ourselves on the ground just on dark rather than in
was also in place throughout the village, and everybody
had to be inside their homes and was not to move about
until curfew ended the following morning from 6pm to
6am. Any movement around the village would surely be the
left, all our packs were placed in a central spot, and
the only gear we had was our basic webbing and weapons.
claymore mines would be used so were not carried
because of the close vicinity of the villager's homes
and causing injury.
getting concerned as dark was fast approaching and we
were not there yet, and told the scout to step out a
bit. Night here is normally pitch black so I was
concerned that we could bypass the ambush position. Once
there, we quickly placed ourselves on the ground. It was
very open and flat, not a skerrick of grass or cover of
any kind. Darkness was our only friend as it gave us a
little protection from enemy hostile aimed fire if
contact was activated.
streets crossed on the junction with homes surrounding
us on all sides, and the only noticeable thing was low
light shining through the gaps around the doorways and
windows. Rain started to fall and made its own noise,
but you could pick up other sounds and which we were
able to differentiate. Your hearing became quite attuned

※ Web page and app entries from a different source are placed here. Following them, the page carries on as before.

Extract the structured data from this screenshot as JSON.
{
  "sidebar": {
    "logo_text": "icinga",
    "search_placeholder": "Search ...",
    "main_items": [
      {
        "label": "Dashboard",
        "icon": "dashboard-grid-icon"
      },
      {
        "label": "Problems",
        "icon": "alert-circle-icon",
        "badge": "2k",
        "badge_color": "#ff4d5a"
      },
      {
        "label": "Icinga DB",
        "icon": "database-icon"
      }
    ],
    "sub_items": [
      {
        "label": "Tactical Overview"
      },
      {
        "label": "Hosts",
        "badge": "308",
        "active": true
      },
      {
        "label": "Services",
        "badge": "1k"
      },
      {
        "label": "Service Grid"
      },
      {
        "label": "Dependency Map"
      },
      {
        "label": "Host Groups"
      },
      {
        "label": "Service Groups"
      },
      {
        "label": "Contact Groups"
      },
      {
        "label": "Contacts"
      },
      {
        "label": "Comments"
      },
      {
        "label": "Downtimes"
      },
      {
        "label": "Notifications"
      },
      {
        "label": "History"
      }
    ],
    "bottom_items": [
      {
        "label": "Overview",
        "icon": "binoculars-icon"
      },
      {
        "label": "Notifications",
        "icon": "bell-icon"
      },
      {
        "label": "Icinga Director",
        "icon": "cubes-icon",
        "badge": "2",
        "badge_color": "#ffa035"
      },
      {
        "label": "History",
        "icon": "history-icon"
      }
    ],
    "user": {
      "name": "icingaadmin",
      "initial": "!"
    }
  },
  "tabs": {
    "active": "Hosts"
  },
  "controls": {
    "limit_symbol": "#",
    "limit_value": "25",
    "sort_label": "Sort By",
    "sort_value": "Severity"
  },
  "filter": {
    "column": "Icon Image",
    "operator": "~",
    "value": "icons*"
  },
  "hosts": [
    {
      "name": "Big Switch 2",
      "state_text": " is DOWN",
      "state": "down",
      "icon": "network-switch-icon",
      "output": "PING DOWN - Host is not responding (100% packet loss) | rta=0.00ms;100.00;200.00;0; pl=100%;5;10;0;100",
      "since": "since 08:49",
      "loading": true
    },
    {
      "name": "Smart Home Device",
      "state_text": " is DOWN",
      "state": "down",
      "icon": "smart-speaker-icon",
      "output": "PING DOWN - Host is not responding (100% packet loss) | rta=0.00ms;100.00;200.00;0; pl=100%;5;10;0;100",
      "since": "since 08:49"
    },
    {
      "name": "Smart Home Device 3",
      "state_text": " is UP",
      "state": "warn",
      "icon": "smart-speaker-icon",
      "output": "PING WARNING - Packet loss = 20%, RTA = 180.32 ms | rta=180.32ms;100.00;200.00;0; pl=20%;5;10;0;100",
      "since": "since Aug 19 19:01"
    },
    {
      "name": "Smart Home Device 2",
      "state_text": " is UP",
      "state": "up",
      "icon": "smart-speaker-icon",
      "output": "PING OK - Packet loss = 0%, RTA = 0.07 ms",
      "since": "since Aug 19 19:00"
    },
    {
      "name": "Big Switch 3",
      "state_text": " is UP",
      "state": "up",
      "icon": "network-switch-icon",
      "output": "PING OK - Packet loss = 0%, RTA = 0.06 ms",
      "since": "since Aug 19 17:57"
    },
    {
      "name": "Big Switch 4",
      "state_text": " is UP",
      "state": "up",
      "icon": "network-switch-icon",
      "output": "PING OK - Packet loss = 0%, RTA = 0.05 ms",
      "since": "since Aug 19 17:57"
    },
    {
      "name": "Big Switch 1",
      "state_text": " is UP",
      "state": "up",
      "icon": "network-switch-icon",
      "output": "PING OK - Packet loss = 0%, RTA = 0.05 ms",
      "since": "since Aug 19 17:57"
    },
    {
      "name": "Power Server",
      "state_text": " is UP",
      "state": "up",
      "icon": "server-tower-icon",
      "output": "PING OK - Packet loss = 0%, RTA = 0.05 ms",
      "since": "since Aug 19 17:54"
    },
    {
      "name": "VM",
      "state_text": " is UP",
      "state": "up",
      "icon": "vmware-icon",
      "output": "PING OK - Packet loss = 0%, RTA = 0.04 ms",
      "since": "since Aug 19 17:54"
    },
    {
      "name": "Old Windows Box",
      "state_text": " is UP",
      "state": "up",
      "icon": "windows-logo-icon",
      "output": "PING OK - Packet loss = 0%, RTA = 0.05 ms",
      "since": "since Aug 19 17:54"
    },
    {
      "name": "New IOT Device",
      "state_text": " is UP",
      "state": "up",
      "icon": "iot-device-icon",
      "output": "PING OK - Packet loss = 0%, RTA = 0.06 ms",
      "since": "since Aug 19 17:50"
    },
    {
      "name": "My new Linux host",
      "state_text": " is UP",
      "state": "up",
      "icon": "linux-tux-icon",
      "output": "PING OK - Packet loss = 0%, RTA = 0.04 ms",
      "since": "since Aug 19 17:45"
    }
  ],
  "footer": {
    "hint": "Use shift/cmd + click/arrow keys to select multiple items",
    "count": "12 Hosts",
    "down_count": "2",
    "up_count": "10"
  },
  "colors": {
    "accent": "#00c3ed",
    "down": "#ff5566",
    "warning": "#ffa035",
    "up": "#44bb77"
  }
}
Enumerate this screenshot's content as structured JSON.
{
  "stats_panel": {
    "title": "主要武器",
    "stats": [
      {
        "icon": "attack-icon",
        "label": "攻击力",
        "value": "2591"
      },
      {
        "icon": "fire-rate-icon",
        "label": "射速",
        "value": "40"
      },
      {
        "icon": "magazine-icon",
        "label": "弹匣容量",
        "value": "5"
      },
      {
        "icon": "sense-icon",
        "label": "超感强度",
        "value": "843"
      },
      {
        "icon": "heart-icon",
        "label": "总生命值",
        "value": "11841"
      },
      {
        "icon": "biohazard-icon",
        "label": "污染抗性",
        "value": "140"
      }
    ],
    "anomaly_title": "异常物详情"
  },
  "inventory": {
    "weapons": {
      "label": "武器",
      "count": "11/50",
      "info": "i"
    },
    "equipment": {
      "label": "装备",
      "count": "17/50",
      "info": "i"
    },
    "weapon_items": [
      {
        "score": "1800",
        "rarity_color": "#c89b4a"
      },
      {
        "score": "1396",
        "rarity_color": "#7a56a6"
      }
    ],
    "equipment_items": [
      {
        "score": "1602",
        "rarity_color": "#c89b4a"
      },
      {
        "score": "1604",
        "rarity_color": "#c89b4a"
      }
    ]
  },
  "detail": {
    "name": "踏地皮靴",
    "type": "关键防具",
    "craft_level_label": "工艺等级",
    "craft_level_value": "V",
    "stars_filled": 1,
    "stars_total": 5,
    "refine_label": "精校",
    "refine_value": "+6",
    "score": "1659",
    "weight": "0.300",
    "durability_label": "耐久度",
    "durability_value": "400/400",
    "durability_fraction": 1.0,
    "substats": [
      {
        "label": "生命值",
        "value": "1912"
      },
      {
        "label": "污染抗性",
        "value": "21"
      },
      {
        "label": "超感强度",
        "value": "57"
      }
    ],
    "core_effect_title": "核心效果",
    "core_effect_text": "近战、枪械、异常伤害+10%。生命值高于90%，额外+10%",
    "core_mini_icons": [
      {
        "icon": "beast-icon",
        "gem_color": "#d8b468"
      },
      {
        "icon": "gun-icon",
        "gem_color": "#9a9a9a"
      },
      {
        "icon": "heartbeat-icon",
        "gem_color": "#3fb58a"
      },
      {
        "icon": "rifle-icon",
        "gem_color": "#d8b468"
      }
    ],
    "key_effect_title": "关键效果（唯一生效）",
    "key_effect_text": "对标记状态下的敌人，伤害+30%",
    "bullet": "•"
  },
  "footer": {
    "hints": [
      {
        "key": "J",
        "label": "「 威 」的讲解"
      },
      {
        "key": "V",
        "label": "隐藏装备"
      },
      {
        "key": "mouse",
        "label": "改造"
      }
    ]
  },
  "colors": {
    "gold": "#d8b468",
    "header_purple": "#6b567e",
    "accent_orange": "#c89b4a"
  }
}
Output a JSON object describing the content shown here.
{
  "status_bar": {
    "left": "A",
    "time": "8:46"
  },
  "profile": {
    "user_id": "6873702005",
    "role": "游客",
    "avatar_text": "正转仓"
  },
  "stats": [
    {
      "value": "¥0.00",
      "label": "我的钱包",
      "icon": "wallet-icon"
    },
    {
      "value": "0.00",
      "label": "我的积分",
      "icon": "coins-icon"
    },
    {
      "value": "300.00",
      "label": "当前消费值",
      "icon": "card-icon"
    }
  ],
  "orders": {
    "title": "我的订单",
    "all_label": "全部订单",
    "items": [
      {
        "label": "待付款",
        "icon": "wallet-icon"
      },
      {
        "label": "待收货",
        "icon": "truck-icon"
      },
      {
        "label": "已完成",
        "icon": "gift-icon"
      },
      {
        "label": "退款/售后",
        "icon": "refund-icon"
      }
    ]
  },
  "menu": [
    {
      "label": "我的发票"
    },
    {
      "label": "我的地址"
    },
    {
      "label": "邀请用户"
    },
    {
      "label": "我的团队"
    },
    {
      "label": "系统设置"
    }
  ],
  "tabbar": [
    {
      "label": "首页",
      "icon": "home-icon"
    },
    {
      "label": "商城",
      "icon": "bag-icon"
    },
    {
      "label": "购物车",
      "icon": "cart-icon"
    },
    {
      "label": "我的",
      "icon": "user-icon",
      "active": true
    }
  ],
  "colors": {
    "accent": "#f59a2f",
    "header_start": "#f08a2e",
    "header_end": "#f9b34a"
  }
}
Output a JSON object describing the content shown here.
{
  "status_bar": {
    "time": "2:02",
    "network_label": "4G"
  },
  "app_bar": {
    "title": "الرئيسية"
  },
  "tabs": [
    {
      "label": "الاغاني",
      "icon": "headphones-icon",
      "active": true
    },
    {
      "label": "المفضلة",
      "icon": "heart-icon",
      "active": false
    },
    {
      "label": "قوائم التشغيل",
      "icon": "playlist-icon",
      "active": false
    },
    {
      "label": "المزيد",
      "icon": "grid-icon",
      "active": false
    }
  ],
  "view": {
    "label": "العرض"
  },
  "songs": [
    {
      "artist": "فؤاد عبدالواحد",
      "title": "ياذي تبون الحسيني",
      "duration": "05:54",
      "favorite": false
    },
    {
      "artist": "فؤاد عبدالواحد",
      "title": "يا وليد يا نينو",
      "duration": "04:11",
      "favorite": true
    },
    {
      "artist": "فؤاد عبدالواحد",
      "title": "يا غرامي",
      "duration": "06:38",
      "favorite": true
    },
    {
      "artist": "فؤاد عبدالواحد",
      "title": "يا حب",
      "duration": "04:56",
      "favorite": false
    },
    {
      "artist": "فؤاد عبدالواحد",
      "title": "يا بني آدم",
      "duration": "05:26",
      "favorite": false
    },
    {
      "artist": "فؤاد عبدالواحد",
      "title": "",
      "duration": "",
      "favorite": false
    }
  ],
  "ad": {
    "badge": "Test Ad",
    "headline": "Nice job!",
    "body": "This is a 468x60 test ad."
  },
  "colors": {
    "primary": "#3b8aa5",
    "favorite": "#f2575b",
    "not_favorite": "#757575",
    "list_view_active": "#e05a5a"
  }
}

after months in the field. We were told that if a red
light was shining from a house, they were in fact
warning the VC not to travel through the area, and in
one such hut we noticed such a light.
night the ambush was uneventful thank God, as we were
surrounded by homes. We all were uneasy all night; not
one person dozed.
first light appeared we scurried off quickly back to the
company position and rested for a few hours. But no
respite, off again patrolling.
ONCE WE WERE SOLDIERS |